*** Opening Material for this task ***
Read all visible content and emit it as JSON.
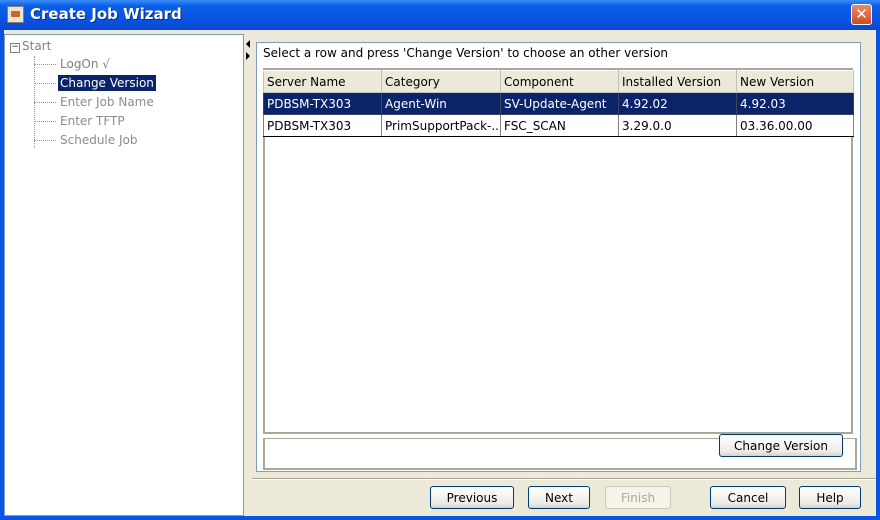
{
  "window": {
    "title": "Create Job Wizard",
    "close_label": "✕"
  },
  "tree": {
    "root_label": "Start",
    "toggle_symbol": "−",
    "items": [
      {
        "label": "LogOn √"
      },
      {
        "label": "Change Version"
      },
      {
        "label": "Enter Job Name"
      },
      {
        "label": "Enter TFTP"
      },
      {
        "label": "Schedule Job"
      }
    ]
  },
  "main": {
    "instruction": "Select a row and press 'Change Version' to choose an other version",
    "columns": [
      "Server Name",
      "Category",
      "Component",
      "Installed Version",
      "New Version"
    ],
    "rows": [
      [
        "PDBSM-TX303",
        "Agent-Win",
        "SV-Update-Agent",
        "4.92.02",
        "4.92.03"
      ],
      [
        "PDBSM-TX303",
        "PrimSupportPack-...",
        "FSC_SCAN",
        "3.29.0.0",
        "03.36.00.00"
      ]
    ],
    "change_version_label": "Change Version"
  },
  "footer": {
    "previous_label": "Previous",
    "next_label": "Next",
    "finish_label": "Finish",
    "cancel_label": "Cancel",
    "help_label": "Help"
  },
  "colors": {
    "title_bar": "#0a54e4",
    "selection": "#0a246a",
    "window_background": "#ece9d8"
  }
}
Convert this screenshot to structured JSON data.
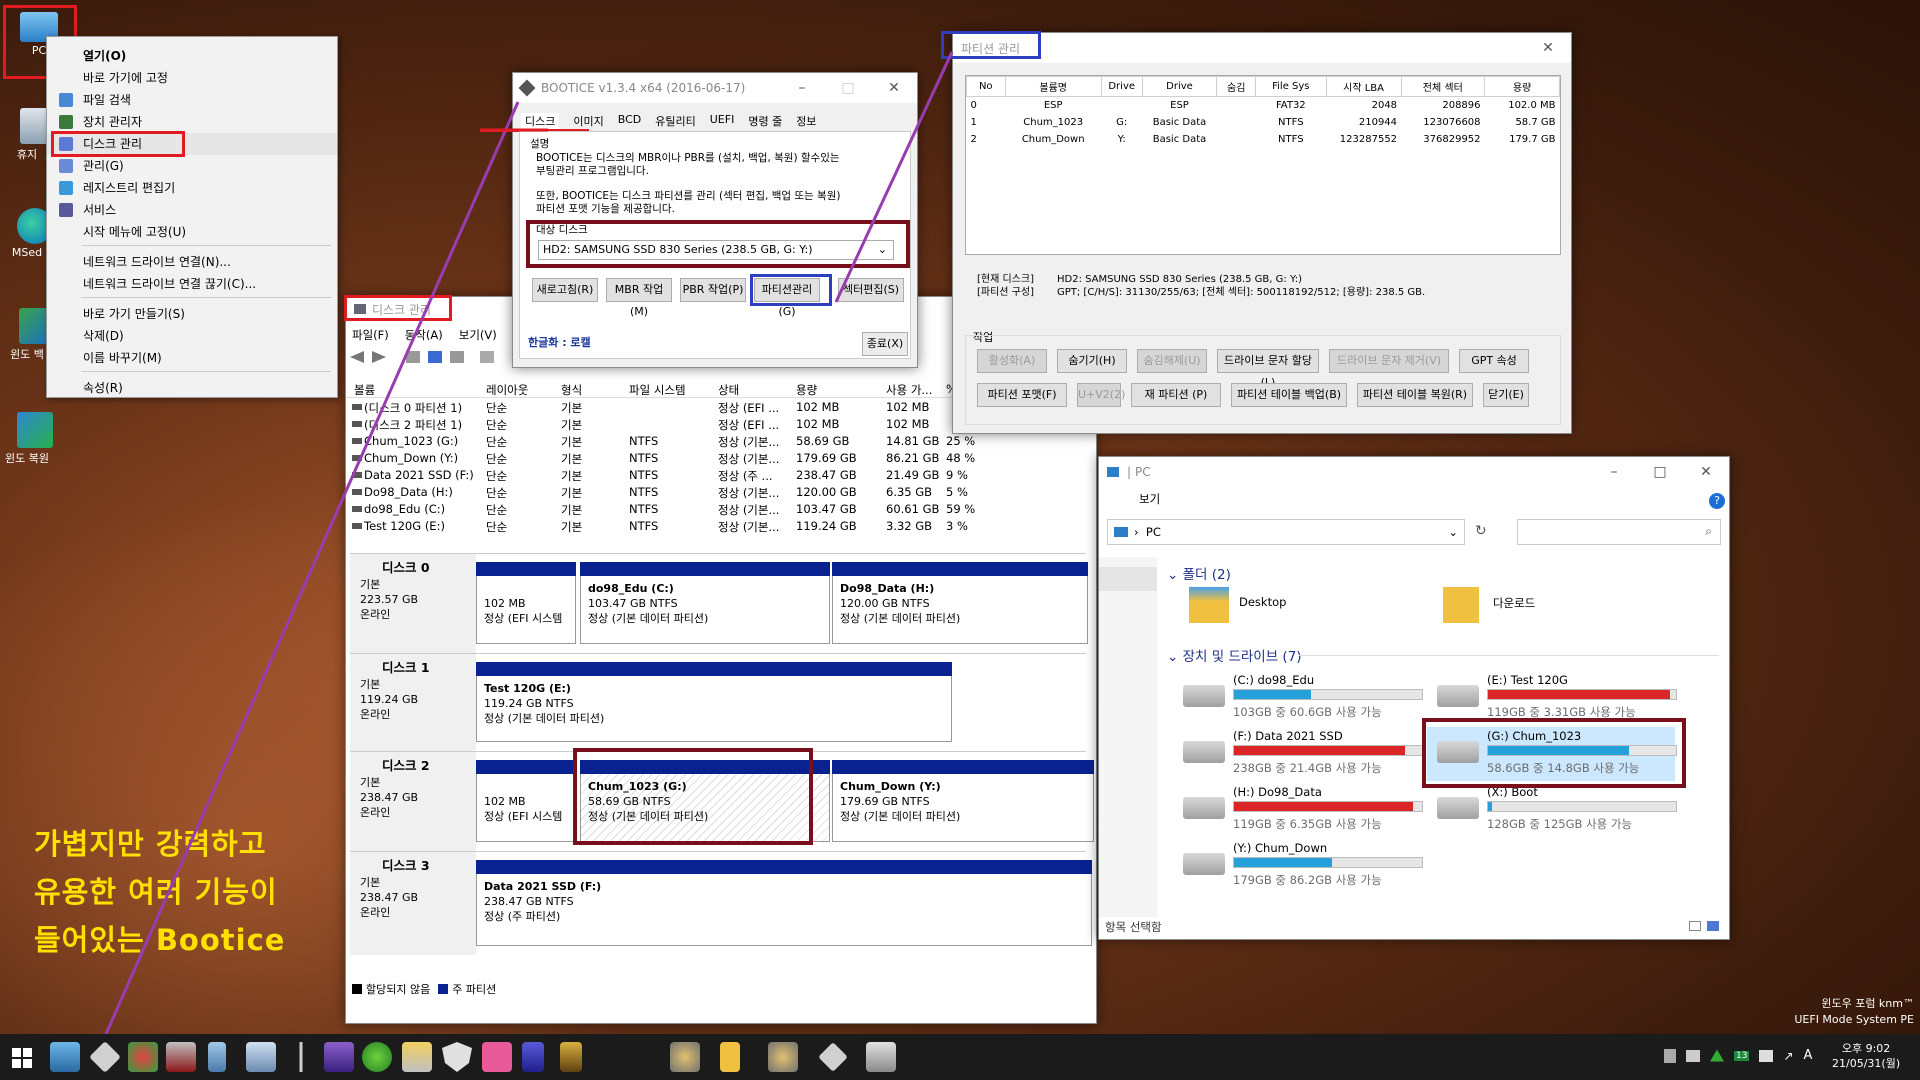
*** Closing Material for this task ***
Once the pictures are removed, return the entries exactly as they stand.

◆ **Written response**:
Read all visible content and emit it as JSON.
{
  "window": {
    "title": "Create Job Wizard",
    "close_label": "✕"
  },
  "tree": {
    "root_label": "Start",
    "toggle_symbol": "−",
    "items": [
      {
        "label": "LogOn √"
      },
      {
        "label": "Change Version"
      },
      {
        "label": "Enter Job Name"
      },
      {
        "label": "Enter TFTP"
      },
      {
        "label": "Schedule Job"
      }
    ]
  },
  "main": {
    "instruction": "Select a row and press 'Change Version' to choose an other version",
    "columns": [
      "Server Name",
      "Category",
      "Component",
      "Installed Version",
      "New Version"
    ],
    "rows": [
      [
        "PDBSM-TX303",
        "Agent-Win",
        "SV-Update-Agent",
        "4.92.02",
        "4.92.03"
      ],
      [
        "PDBSM-TX303",
        "PrimSupportPack-...",
        "FSC_SCAN",
        "3.29.0.0",
        "03.36.00.00"
      ]
    ],
    "change_version_label": "Change Version"
  },
  "footer": {
    "previous_label": "Previous",
    "next_label": "Next",
    "finish_label": "Finish",
    "cancel_label": "Cancel",
    "help_label": "Help"
  },
  "colors": {
    "title_bar": "#0a54e4",
    "selection": "#0a246a",
    "window_background": "#ece9d8"
  }
}
Convert this screenshot to structured JSON data.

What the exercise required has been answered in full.